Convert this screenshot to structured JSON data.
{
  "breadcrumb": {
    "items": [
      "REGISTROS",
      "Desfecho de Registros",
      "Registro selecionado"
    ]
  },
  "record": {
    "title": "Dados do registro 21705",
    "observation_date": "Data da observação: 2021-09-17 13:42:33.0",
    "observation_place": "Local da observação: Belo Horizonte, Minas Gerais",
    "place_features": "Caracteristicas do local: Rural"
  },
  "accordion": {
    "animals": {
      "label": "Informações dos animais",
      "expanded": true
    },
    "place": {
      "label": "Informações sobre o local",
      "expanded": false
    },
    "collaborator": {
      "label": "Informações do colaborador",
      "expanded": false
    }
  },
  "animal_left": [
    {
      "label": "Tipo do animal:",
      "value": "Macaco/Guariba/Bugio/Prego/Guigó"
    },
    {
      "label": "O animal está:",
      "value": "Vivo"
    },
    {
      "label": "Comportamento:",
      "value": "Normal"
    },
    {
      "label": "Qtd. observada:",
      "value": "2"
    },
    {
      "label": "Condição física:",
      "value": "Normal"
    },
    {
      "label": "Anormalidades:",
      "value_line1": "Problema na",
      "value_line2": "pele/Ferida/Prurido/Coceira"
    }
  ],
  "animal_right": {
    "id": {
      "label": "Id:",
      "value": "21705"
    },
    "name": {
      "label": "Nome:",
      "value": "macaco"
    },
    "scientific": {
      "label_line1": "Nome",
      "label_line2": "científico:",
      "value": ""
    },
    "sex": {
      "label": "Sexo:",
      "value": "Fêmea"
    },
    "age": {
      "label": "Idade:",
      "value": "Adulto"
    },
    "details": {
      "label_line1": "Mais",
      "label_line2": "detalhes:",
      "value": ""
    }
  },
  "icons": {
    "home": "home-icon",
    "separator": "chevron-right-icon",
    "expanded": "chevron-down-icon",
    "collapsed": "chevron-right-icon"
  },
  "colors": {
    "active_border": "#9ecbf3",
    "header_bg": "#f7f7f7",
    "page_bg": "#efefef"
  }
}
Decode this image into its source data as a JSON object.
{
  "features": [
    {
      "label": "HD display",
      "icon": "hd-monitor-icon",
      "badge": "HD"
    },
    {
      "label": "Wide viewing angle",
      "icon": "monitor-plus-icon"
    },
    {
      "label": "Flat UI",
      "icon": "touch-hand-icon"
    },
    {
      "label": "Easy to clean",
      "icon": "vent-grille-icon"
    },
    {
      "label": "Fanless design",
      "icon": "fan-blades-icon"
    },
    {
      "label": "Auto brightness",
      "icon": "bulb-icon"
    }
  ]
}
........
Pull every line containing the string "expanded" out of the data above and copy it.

      "expanded": true
      "expanded": false
      "expanded": false
    "expanded": "chevron-down-icon",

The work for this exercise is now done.